**Extracted material**
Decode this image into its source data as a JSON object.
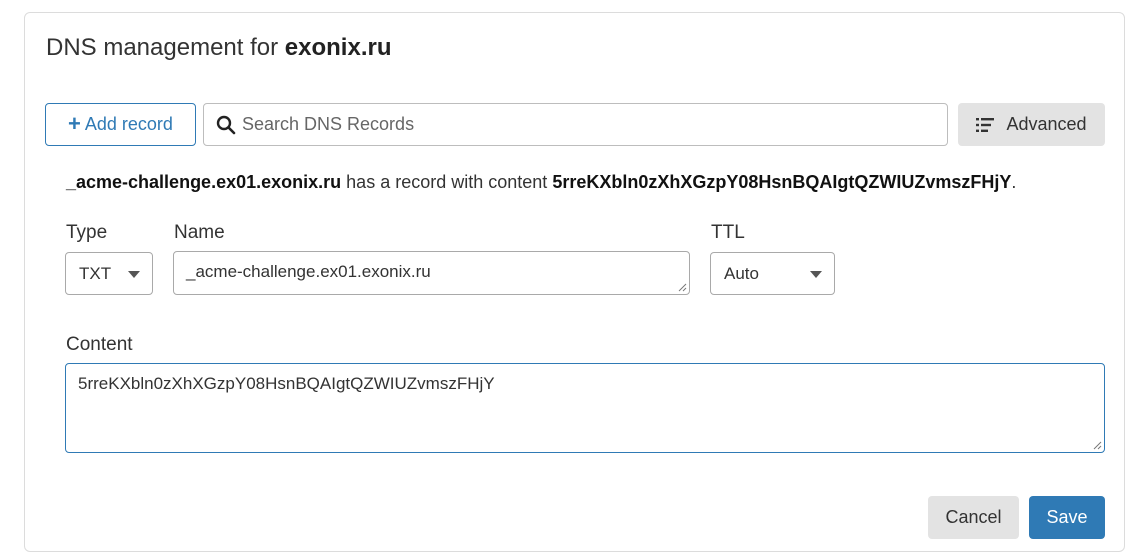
{
  "header": {
    "title_prefix": "DNS management for",
    "domain": "exonix.ru"
  },
  "toolbar": {
    "add_record_label": "Add record",
    "search_placeholder": "Search DNS Records",
    "search_value": "",
    "advanced_label": "Advanced"
  },
  "summary": {
    "record_name": "_acme-challenge.ex01.exonix.ru",
    "middle_text": "has a record with content",
    "record_content": "5rreKXbln0zXhXGzpY08HsnBQAIgtQZWIUZvmszFHjY",
    "end": "."
  },
  "form": {
    "type_label": "Type",
    "type_value": "TXT",
    "name_label": "Name",
    "name_value": "_acme-challenge.ex01.exonix.ru",
    "ttl_label": "TTL",
    "ttl_value": "Auto",
    "content_label": "Content",
    "content_value": "5rreKXbln0zXhXGzpY08HsnBQAIgtQZWIUZvmszFHjY"
  },
  "actions": {
    "cancel_label": "Cancel",
    "save_label": "Save"
  },
  "icons": {
    "add": "plus-icon",
    "search": "search-icon",
    "advanced": "list-icon",
    "dropdown": "chevron-down-icon"
  },
  "colors": {
    "accent": "#2f7ab5",
    "secondary_button": "#e3e3e3"
  }
}
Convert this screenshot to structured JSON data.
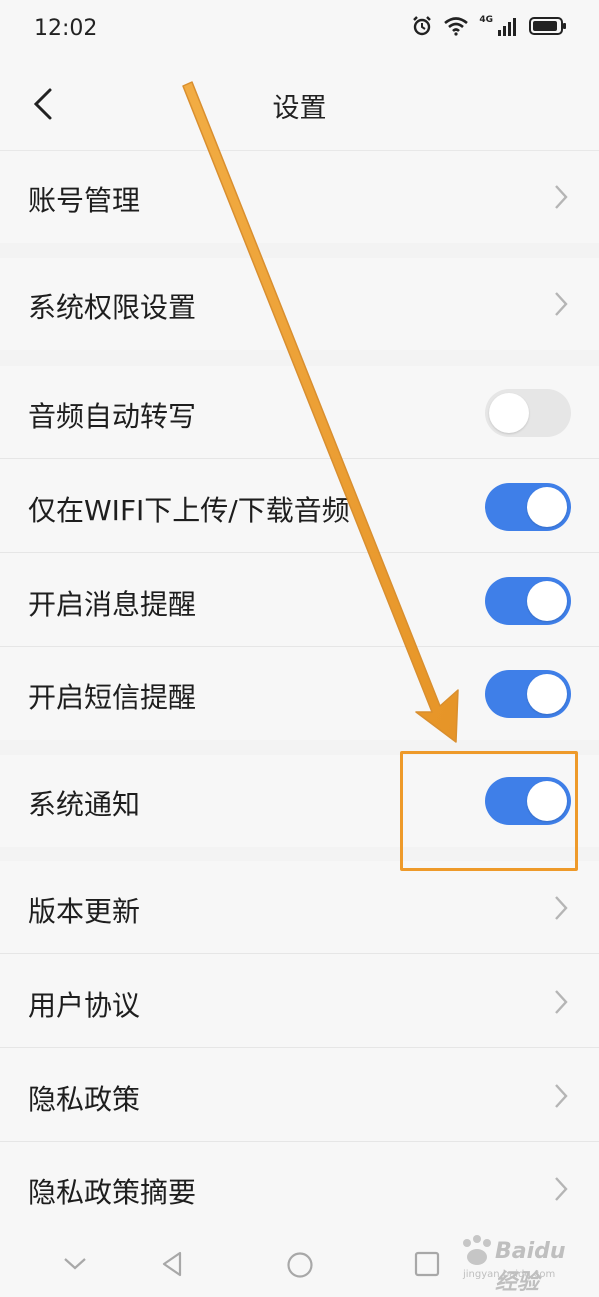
{
  "status_bar": {
    "time": "12:02",
    "network": "4G"
  },
  "header": {
    "title": "设置"
  },
  "settings": {
    "account": "账号管理",
    "permissions": "系统权限设置",
    "audio_transcribe": {
      "label": "音频自动转写",
      "state": "off"
    },
    "wifi_only": {
      "label": "仅在WIFI下上传/下载音频",
      "state": "on"
    },
    "msg_reminder": {
      "label": "开启消息提醒",
      "state": "on"
    },
    "sms_reminder": {
      "label": "开启短信提醒",
      "state": "on"
    },
    "system_notify": {
      "label": "系统通知",
      "state": "on"
    },
    "version": "版本更新",
    "user_agreement": "用户协议",
    "privacy_policy": "隐私政策",
    "privacy_summary": "隐私政策摘要"
  },
  "watermark": {
    "brand": "Baidu 经验",
    "url": "jingyan.baidu.com"
  },
  "colors": {
    "toggle_on": "#3f7fe8",
    "toggle_off": "#e6e6e6",
    "annotation": "#ee9a2a"
  }
}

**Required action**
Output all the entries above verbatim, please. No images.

**Exercise answer**
Decode this image into its source data as a JSON object.
{
  "header": {
    "title_prefix": "DNS management for",
    "domain": "exonix.ru"
  },
  "toolbar": {
    "add_record_label": "Add record",
    "search_placeholder": "Search DNS Records",
    "search_value": "",
    "advanced_label": "Advanced"
  },
  "summary": {
    "record_name": "_acme-challenge.ex01.exonix.ru",
    "middle_text": "has a record with content",
    "record_content": "5rreKXbln0zXhXGzpY08HsnBQAIgtQZWIUZvmszFHjY",
    "end": "."
  },
  "form": {
    "type_label": "Type",
    "type_value": "TXT",
    "name_label": "Name",
    "name_value": "_acme-challenge.ex01.exonix.ru",
    "ttl_label": "TTL",
    "ttl_value": "Auto",
    "content_label": "Content",
    "content_value": "5rreKXbln0zXhXGzpY08HsnBQAIgtQZWIUZvmszFHjY"
  },
  "actions": {
    "cancel_label": "Cancel",
    "save_label": "Save"
  },
  "icons": {
    "add": "plus-icon",
    "search": "search-icon",
    "advanced": "list-icon",
    "dropdown": "chevron-down-icon"
  },
  "colors": {
    "accent": "#2f7ab5",
    "secondary_button": "#e3e3e3"
  }
}
Convert this screenshot to structured JSON data.
{
  "status_bar": {
    "time": "12:02",
    "network": "4G"
  },
  "header": {
    "title": "设置"
  },
  "settings": {
    "account": "账号管理",
    "permissions": "系统权限设置",
    "audio_transcribe": {
      "label": "音频自动转写",
      "state": "off"
    },
    "wifi_only": {
      "label": "仅在WIFI下上传/下载音频",
      "state": "on"
    },
    "msg_reminder": {
      "label": "开启消息提醒",
      "state": "on"
    },
    "sms_reminder": {
      "label": "开启短信提醒",
      "state": "on"
    },
    "system_notify": {
      "label": "系统通知",
      "state": "on"
    },
    "version": "版本更新",
    "user_agreement": "用户协议",
    "privacy_policy": "隐私政策",
    "privacy_summary": "隐私政策摘要"
  },
  "watermark": {
    "brand": "Baidu 经验",
    "url": "jingyan.baidu.com"
  },
  "colors": {
    "toggle_on": "#3f7fe8",
    "toggle_off": "#e6e6e6",
    "annotation": "#ee9a2a"
  }
}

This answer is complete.